• **ABOUT THIS EXERCISE**
Write each entry out once more, please, precisely as shown.

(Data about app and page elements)
----

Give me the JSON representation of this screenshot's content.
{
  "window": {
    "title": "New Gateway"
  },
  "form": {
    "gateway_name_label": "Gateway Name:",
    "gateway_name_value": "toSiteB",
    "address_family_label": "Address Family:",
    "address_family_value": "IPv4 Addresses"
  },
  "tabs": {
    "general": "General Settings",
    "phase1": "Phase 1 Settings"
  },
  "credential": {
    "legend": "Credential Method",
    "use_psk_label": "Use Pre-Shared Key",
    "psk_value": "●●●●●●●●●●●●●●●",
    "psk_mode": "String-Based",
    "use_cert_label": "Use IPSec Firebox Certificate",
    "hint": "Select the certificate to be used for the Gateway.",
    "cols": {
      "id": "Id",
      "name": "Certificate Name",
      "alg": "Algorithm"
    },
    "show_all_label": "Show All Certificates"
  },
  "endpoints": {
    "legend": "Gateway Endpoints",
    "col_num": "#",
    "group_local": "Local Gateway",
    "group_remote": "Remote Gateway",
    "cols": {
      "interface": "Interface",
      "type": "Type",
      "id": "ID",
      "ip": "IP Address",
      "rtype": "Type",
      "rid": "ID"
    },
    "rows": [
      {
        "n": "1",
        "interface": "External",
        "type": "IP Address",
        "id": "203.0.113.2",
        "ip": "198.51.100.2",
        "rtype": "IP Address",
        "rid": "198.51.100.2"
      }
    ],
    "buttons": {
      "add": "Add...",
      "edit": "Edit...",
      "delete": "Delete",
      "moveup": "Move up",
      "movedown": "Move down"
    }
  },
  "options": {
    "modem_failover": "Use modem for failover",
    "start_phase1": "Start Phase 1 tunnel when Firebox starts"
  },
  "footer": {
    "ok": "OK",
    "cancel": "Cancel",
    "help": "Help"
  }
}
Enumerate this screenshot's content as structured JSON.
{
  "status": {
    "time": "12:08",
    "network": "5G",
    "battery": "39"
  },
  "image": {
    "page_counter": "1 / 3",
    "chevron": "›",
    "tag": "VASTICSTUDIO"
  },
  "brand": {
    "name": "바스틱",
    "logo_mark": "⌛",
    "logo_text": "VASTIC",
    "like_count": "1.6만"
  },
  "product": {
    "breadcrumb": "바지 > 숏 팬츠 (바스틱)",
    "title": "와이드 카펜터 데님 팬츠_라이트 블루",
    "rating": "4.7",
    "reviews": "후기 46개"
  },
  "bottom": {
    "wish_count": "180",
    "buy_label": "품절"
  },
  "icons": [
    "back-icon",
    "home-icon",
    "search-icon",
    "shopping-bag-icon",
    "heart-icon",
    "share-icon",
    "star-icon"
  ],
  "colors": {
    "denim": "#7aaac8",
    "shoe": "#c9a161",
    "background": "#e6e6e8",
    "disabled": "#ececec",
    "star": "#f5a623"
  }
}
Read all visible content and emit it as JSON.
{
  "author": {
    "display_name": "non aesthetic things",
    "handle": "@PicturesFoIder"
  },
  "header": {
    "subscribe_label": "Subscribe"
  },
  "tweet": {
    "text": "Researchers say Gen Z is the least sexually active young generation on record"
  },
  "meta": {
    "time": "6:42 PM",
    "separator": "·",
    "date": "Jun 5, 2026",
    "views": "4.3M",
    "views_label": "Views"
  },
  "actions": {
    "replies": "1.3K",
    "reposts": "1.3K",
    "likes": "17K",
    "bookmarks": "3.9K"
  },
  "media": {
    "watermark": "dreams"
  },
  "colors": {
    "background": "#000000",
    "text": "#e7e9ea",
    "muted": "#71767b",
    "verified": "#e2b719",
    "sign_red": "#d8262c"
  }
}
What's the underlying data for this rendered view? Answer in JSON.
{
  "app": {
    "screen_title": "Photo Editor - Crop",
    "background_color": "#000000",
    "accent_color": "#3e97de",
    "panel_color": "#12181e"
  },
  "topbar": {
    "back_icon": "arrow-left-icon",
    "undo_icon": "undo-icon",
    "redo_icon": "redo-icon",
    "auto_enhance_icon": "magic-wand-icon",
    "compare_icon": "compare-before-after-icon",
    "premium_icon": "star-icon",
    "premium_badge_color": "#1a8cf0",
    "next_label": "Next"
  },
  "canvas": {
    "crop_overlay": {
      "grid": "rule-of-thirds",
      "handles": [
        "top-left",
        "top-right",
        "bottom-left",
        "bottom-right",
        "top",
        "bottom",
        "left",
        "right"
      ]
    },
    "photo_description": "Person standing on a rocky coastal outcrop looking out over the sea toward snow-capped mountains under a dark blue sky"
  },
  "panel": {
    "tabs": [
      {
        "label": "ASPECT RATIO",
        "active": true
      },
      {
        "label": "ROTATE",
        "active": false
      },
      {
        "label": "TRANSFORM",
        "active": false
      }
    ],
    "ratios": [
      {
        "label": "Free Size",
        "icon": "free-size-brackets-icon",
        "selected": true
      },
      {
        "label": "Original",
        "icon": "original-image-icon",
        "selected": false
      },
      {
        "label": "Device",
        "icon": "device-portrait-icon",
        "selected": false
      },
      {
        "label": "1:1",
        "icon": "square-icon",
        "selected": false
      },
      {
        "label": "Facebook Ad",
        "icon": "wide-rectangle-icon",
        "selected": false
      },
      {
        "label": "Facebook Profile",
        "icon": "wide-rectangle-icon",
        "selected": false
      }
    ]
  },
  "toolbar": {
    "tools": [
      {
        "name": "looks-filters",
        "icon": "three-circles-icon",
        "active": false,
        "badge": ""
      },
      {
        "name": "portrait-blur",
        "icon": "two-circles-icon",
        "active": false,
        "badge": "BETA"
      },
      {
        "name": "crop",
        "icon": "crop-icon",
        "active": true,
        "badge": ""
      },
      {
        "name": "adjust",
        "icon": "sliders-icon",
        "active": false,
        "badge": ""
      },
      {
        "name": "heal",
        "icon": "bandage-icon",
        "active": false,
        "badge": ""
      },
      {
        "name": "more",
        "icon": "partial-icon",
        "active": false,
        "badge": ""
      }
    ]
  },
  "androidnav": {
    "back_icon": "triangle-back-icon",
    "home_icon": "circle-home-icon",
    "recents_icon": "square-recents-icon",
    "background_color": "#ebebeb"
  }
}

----

• **PROBLEM SOLUTION**
Give me the JSON representation of this screenshot's content.
{
  "window": {
    "title": "New Gateway"
  },
  "form": {
    "gateway_name_label": "Gateway Name:",
    "gateway_name_value": "toSiteB",
    "address_family_label": "Address Family:",
    "address_family_value": "IPv4 Addresses"
  },
  "tabs": {
    "general": "General Settings",
    "phase1": "Phase 1 Settings"
  },
  "credential": {
    "legend": "Credential Method",
    "use_psk_label": "Use Pre-Shared Key",
    "psk_value": "●●●●●●●●●●●●●●●",
    "psk_mode": "String-Based",
    "use_cert_label": "Use IPSec Firebox Certificate",
    "hint": "Select the certificate to be used for the Gateway.",
    "cols": {
      "id": "Id",
      "name": "Certificate Name",
      "alg": "Algorithm"
    },
    "show_all_label": "Show All Certificates"
  },
  "endpoints": {
    "legend": "Gateway Endpoints",
    "col_num": "#",
    "group_local": "Local Gateway",
    "group_remote": "Remote Gateway",
    "cols": {
      "interface": "Interface",
      "type": "Type",
      "id": "ID",
      "ip": "IP Address",
      "rtype": "Type",
      "rid": "ID"
    },
    "rows": [
      {
        "n": "1",
        "interface": "External",
        "type": "IP Address",
        "id": "203.0.113.2",
        "ip": "198.51.100.2",
        "rtype": "IP Address",
        "rid": "198.51.100.2"
      }
    ],
    "buttons": {
      "add": "Add...",
      "edit": "Edit...",
      "delete": "Delete",
      "moveup": "Move up",
      "movedown": "Move down"
    }
  },
  "options": {
    "modem_failover": "Use modem for failover",
    "start_phase1": "Start Phase 1 tunnel when Firebox starts"
  },
  "footer": {
    "ok": "OK",
    "cancel": "Cancel",
    "help": "Help"
  }
}
Enumerate this screenshot's content as structured JSON.
{
  "status": {
    "time": "12:08",
    "network": "5G",
    "battery": "39"
  },
  "image": {
    "page_counter": "1 / 3",
    "chevron": "›",
    "tag": "VASTICSTUDIO"
  },
  "brand": {
    "name": "바스틱",
    "logo_mark": "⌛",
    "logo_text": "VASTIC",
    "like_count": "1.6만"
  },
  "product": {
    "breadcrumb": "바지 > 숏 팬츠 (바스틱)",
    "title": "와이드 카펜터 데님 팬츠_라이트 블루",
    "rating": "4.7",
    "reviews": "후기 46개"
  },
  "bottom": {
    "wish_count": "180",
    "buy_label": "품절"
  },
  "icons": [
    "back-icon",
    "home-icon",
    "search-icon",
    "shopping-bag-icon",
    "heart-icon",
    "share-icon",
    "star-icon"
  ],
  "colors": {
    "denim": "#7aaac8",
    "shoe": "#c9a161",
    "background": "#e6e6e8",
    "disabled": "#ececec",
    "star": "#f5a623"
  }
}
Read all visible content and emit it as JSON.
{
  "author": {
    "display_name": "non aesthetic things",
    "handle": "@PicturesFoIder"
  },
  "header": {
    "subscribe_label": "Subscribe"
  },
  "tweet": {
    "text": "Researchers say Gen Z is the least sexually active young generation on record"
  },
  "meta": {
    "time": "6:42 PM",
    "separator": "·",
    "date": "Jun 5, 2026",
    "views": "4.3M",
    "views_label": "Views"
  },
  "actions": {
    "replies": "1.3K",
    "reposts": "1.3K",
    "likes": "17K",
    "bookmarks": "3.9K"
  },
  "media": {
    "watermark": "dreams"
  },
  "colors": {
    "background": "#000000",
    "text": "#e7e9ea",
    "muted": "#71767b",
    "verified": "#e2b719",
    "sign_red": "#d8262c"
  }
}
What's the underlying data for this rendered view? Answer in JSON.
{
  "app": {
    "screen_title": "Photo Editor - Crop",
    "background_color": "#000000",
    "accent_color": "#3e97de",
    "panel_color": "#12181e"
  },
  "topbar": {
    "back_icon": "arrow-left-icon",
    "undo_icon": "undo-icon",
    "redo_icon": "redo-icon",
    "auto_enhance_icon": "magic-wand-icon",
    "compare_icon": "compare-before-after-icon",
    "premium_icon": "star-icon",
    "premium_badge_color": "#1a8cf0",
    "next_label": "Next"
  },
  "canvas": {
    "crop_overlay": {
      "grid": "rule-of-thirds",
      "handles": [
        "top-left",
        "top-right",
        "bottom-left",
        "bottom-right",
        "top",
        "bottom",
        "left",
        "right"
      ]
    },
    "photo_description": "Person standing on a rocky coastal outcrop looking out over the sea toward snow-capped mountains under a dark blue sky"
  },
  "panel": {
    "tabs": [
      {
        "label": "ASPECT RATIO",
        "active": true
      },
      {
        "label": "ROTATE",
        "active": false
      },
      {
        "label": "TRANSFORM",
        "active": false
      }
    ],
    "ratios": [
      {
        "label": "Free Size",
        "icon": "free-size-brackets-icon",
        "selected": true
      },
      {
        "label": "Original",
        "icon": "original-image-icon",
        "selected": false
      },
      {
        "label": "Device",
        "icon": "device-portrait-icon",
        "selected": false
      },
      {
        "label": "1:1",
        "icon": "square-icon",
        "selected": false
      },
      {
        "label": "Facebook Ad",
        "icon": "wide-rectangle-icon",
        "selected": false
      },
      {
        "label": "Facebook Profile",
        "icon": "wide-rectangle-icon",
        "selected": false
      }
    ]
  },
  "toolbar": {
    "tools": [
      {
        "name": "looks-filters",
        "icon": "three-circles-icon",
        "active": false,
        "badge": ""
      },
      {
        "name": "portrait-blur",
        "icon": "two-circles-icon",
        "active": false,
        "badge": "BETA"
      },
      {
        "name": "crop",
        "icon": "crop-icon",
        "active": true,
        "badge": ""
      },
      {
        "name": "adjust",
        "icon": "sliders-icon",
        "active": false,
        "badge": ""
      },
      {
        "name": "heal",
        "icon": "bandage-icon",
        "active": false,
        "badge": ""
      },
      {
        "name": "more",
        "icon": "partial-icon",
        "active": false,
        "badge": ""
      }
    ]
  },
  "androidnav": {
    "back_icon": "triangle-back-icon",
    "home_icon": "circle-home-icon",
    "recents_icon": "square-recents-icon",
    "background_color": "#ebebeb"
  }
}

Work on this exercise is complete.